Rousing reception awaits Dalai Lama in Tawang
The picturesque border town of Tawang in Arunachal Pradesh is all set to welcome the Dalai Lama on Sunday on a visit denounced by China, with Indian flags fluttering alongside Tibetan prayer flags and welcome arches coming up on the roads.india Updated: Nov 07, 2009 15:42 IST
The picturesque border town of Tawang in Arunachal Pradesh is all set to welcome the Dalai Lama on Sunday on a visit denounced by China, with Indian flags fluttering alongside Tibetan prayer flags and welcome arches coming up on the roads.
The Tibetan spiritual leader arrives at Tawang, perched at an altitude of more than 11,000 feet close to the border with China, on a week-long visit to Arunachal Pradesh, a state of about one million people bordering China and which Beijing claims.
"Everything from the main prayer hall to the throne from where the Dalai Lama would lead a three-day prayer session for some 30,000 followers is ready," Guru Tuku, the abbot of Tawang monastery, told IANS.
Hundreds of devotees from Nepal and Bhutan have also converged for the Dalai Lama's visit, which at one time had threatened to disrupt relations between New Delhi and Beijing.
Arunachal Pradesh Chief Minister Dorjee Khandu personally supervised the arrangements Saturday at the monastery.
"We are very happy with the arrangements and eagerly waiting for the Dalai Lama," the chief minister told IANS.
Child monks with their maroon and yellow robes put up welcome arches, while many climbed trees and got on to rooftops to set up Tibetan prayer flags and mount pictures of the Tibetan leader who has lived in India since fleeing his homeland in 1959.
Mandala paintings using coloured sand were made on roads leading to the monastery, with skilled monks carving intricate designs.
"The mood is one of sheer excitement and anticipation, coupled with a sense of awe," said Lama Lopon, another priest at the monastery.
The smell of burning incense wafts the air as sounds of gongs and cymbals reverberated the surrounding with monks busy rehearsing in the monastery to welcome the Dalai Lama.
"The welcome ceremony would be purely religious with about 800 monks taking part, besides people from the area," TG Rinpoche, a senior Buddhist spiritual leader and a former minister, told IANS.
The Dalai Lama on Sunday would inaugurate a museum and a library at the monastery and then address monks and priests.
"The Dalai Lama's main itinerary begins Monday when he starts the prayer session at a school playground near the monastery.
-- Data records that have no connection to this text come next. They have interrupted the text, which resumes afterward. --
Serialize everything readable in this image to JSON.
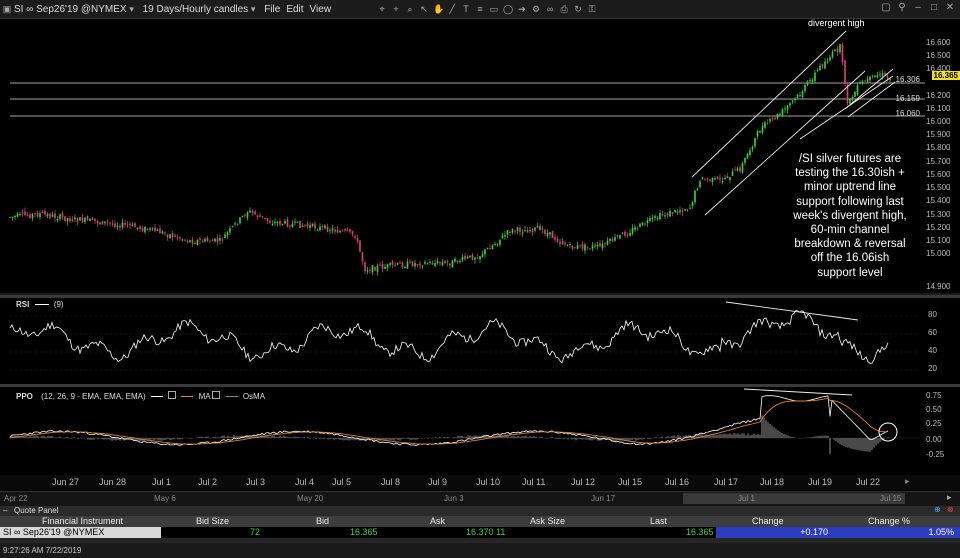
{
  "window": {
    "symbol_label": "SI ∞ Sep26'19 @NYMEX",
    "interval_label": "19 Days/Hourly candles",
    "menu": [
      "File",
      "Edit",
      "View"
    ]
  },
  "price_chart": {
    "annotation_top": "divergent high",
    "annotation_text": [
      "/SI silver futures are",
      "testing the 16.30ish +",
      "minor uptrend line",
      "support following last",
      "week's divergent high,",
      "60-min channel",
      "breakdown & reversal",
      "off the 16.06ish",
      "support level"
    ],
    "y_ticks": [
      "16.600",
      "16.500",
      "16.400",
      "16.300",
      "16.200",
      "16.100",
      "16.000",
      "15.900",
      "15.800",
      "15.700",
      "15.600",
      "15.500",
      "15.400",
      "15.300",
      "15.200",
      "15.100",
      "15.000",
      "14.900"
    ],
    "levels": [
      "16.306",
      "16.159",
      "16.060"
    ],
    "last_price": "16.365"
  },
  "rsi": {
    "title": "RSI",
    "params": "(9)",
    "y_ticks": [
      "80",
      "60",
      "40",
      "20"
    ]
  },
  "ppo": {
    "title": "PPO",
    "params": "(12, 26, 9 - EMA, EMA, EMA)",
    "ma_label": "MA",
    "osma_label": "OsMA",
    "y_ticks": [
      "0.75",
      "0.50",
      "0.25",
      "0.00",
      "-0.25"
    ]
  },
  "x_axis": {
    "labels": [
      "Jun 27",
      "Jun 28",
      "Jul 1",
      "Jul 2",
      "Jul 3",
      "Jul 4",
      "Jul 5",
      "Jul 8",
      "Jul 9",
      "Jul 10",
      "Jul 11",
      "Jul 12",
      "Jul 15",
      "Jul 16",
      "Jul 17",
      "Jul 18",
      "Jul 19",
      "Jul 22"
    ],
    "overview_labels": [
      "Apr 22",
      "May 6",
      "May 20",
      "Jun 3",
      "Jun 17",
      "Jul 1",
      "Jul 15"
    ]
  },
  "quote_panel": {
    "title": "Quote Panel",
    "columns": [
      "Financial Instrument",
      "Bid Size",
      "Bid",
      "Ask",
      "Ask Size",
      "Last",
      "Change",
      "Change %"
    ],
    "row": {
      "instrument": "SI ∞ Sep26'19 @NYMEX",
      "bid_size": "72",
      "bid": "16.365",
      "ask": "16.370",
      "ask_size": "11",
      "last": "16.365",
      "change": "+0.170",
      "change_pct": "1.05%"
    }
  },
  "status": {
    "time": "9:27:26 AM 7/22/2019"
  },
  "colors": {
    "up_candle": "#3cd43c",
    "down_candle": "#e0407a",
    "last_price_tag": "#f0e020",
    "macd_line": "#ffffff",
    "signal_line": "#e08020",
    "change_bg": "#2d3dc0"
  }
}
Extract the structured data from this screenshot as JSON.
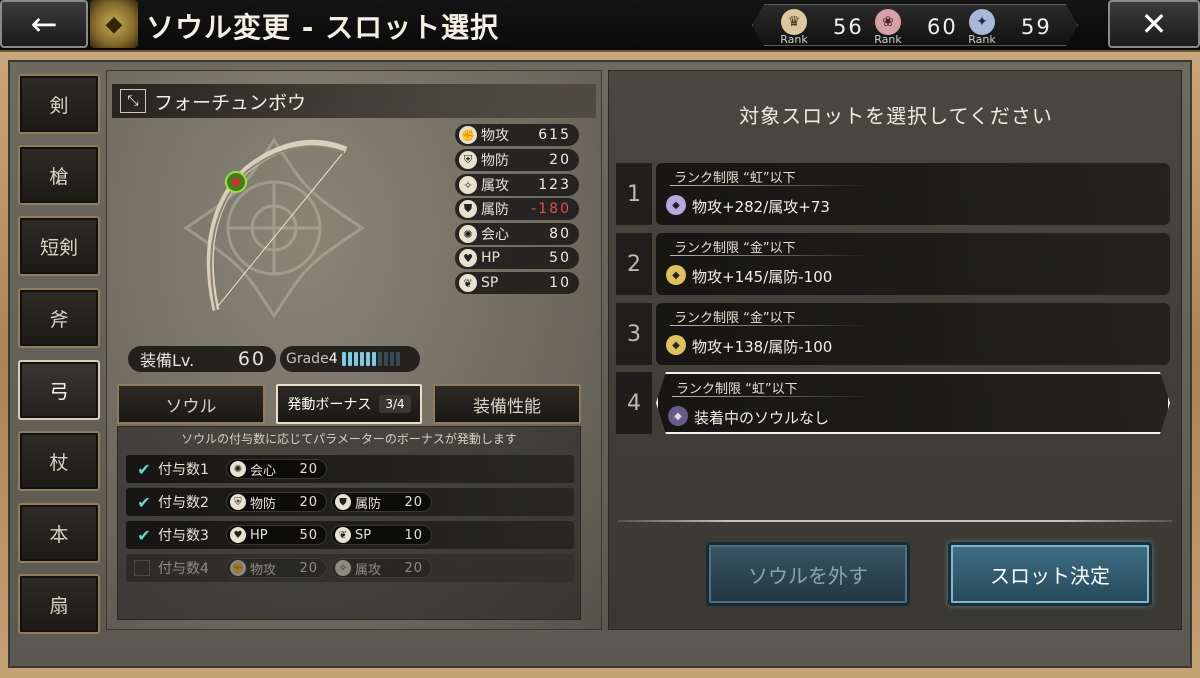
{
  "header": {
    "title": "ソウル変更 - スロット選択",
    "back_icon": "←",
    "close_icon": "✕",
    "ranks": [
      {
        "label": "Rank",
        "value": "56",
        "color": "#d9c8a0"
      },
      {
        "label": "Rank",
        "value": "60",
        "color": "#d6a0a8"
      },
      {
        "label": "Rank",
        "value": "59",
        "color": "#a8b8d8"
      }
    ]
  },
  "side_tabs": [
    {
      "label": "剣",
      "active": false
    },
    {
      "label": "槍",
      "active": false
    },
    {
      "label": "短剣",
      "active": false
    },
    {
      "label": "斧",
      "active": false
    },
    {
      "label": "弓",
      "active": true
    },
    {
      "label": "杖",
      "active": false
    },
    {
      "label": "本",
      "active": false
    },
    {
      "label": "扇",
      "active": false
    }
  ],
  "weapon": {
    "name": "フォーチュンボウ",
    "type_icon": "bow-icon",
    "stats": [
      {
        "icon": "phys-attack-icon",
        "label": "物攻",
        "value": "615",
        "negative": false
      },
      {
        "icon": "phys-defense-icon",
        "label": "物防",
        "value": "20",
        "negative": false
      },
      {
        "icon": "elem-attack-icon",
        "label": "属攻",
        "value": "123",
        "negative": false
      },
      {
        "icon": "elem-defense-icon",
        "label": "属防",
        "value": "-180",
        "negative": true
      },
      {
        "icon": "critical-icon",
        "label": "会心",
        "value": "80",
        "negative": false
      },
      {
        "icon": "heart-icon",
        "label": "HP",
        "value": "50",
        "negative": false
      },
      {
        "icon": "sp-icon",
        "label": "SP",
        "value": "10",
        "negative": false
      }
    ],
    "equip_level_label": "装備Lv.",
    "equip_level": "60",
    "grade_label": "Grade",
    "grade": "4",
    "grade_fill": 0.6
  },
  "sub_tabs": {
    "soul": "ソウル",
    "bonus": "発動ボーナス",
    "bonus_count": "3/4",
    "performance": "装備性能"
  },
  "bonus": {
    "caption": "ソウルの付与数に応じてパラメーターのボーナスが発動します",
    "rows": [
      {
        "label": "付与数1",
        "checked": true,
        "pills": [
          {
            "label": "会心",
            "value": "20"
          }
        ]
      },
      {
        "label": "付与数2",
        "checked": true,
        "pills": [
          {
            "label": "物防",
            "value": "20"
          },
          {
            "label": "属防",
            "value": "20"
          }
        ]
      },
      {
        "label": "付与数3",
        "checked": true,
        "pills": [
          {
            "label": "HP",
            "value": "50"
          },
          {
            "label": "SP",
            "value": "10"
          }
        ]
      },
      {
        "label": "付与数4",
        "checked": false,
        "pills": [
          {
            "label": "物攻",
            "value": "20"
          },
          {
            "label": "属攻",
            "value": "20"
          }
        ]
      }
    ]
  },
  "slots": {
    "title": "対象スロットを選択してください",
    "items": [
      {
        "num": "1",
        "limit": "ランク制限 “虹”以下",
        "text": "物攻+282/属攻+73",
        "gem_color": "#b8a8e0",
        "selected": false
      },
      {
        "num": "2",
        "limit": "ランク制限 “金”以下",
        "text": "物攻+145/属防-100",
        "gem_color": "#e0c060",
        "selected": false
      },
      {
        "num": "3",
        "limit": "ランク制限 “金”以下",
        "text": "物攻+138/属防-100",
        "gem_color": "#e0c060",
        "selected": false
      },
      {
        "num": "4",
        "limit": "ランク制限 “虹”以下",
        "text": "装着中のソウルなし",
        "gem_color": "#6a5a8a",
        "selected": true
      }
    ]
  },
  "buttons": {
    "remove": "ソウルを外す",
    "confirm": "スロット決定"
  }
}
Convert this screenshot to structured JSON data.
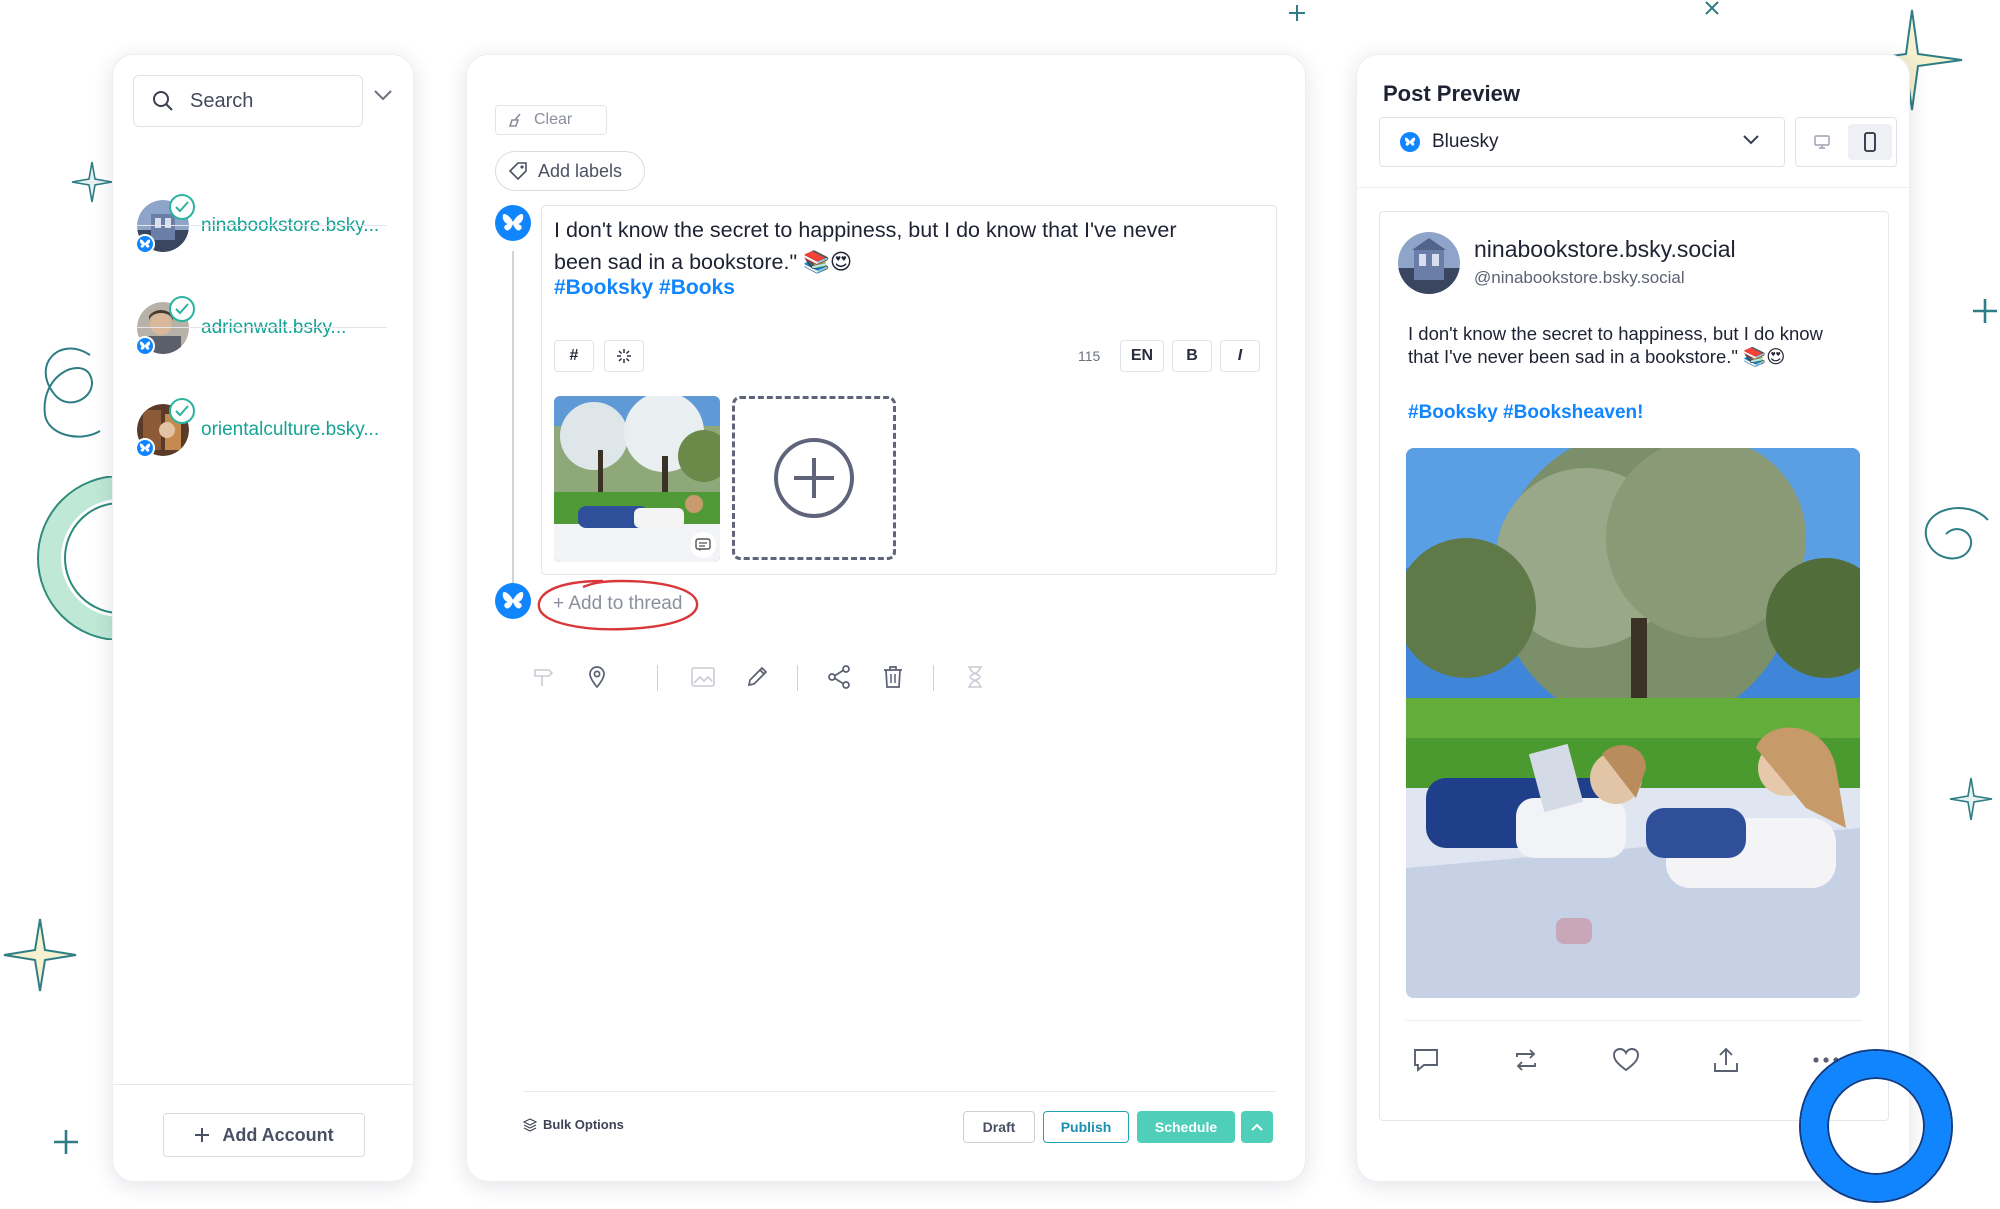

That would be his first public appearance," Tuku said.
It was through Tawang, a revered seat of Buddhism, that in 1959 the Dalai Lama escaped the Chinese to enter India.
The Buddhist leader will then visit the adjoining town of Bomdilla and Dirang Nov 12, before leaving for state capital Itanagar Nov 14. The visit ends Nov 15.
China had raked up a controversy by asking India not to allow the Tibetan spiritual leader to visit Arunachal Pradesh. The Chinese media warned of consequences if the demand was not met.
Indian officials argued that they could not control the Dalai Lama's movements. But after a meeting between Prime Ministers Manmohan Singh of India and Wen Jiabao of China in Thailand late last month, the Chinese attitude towards the Indian government has softened.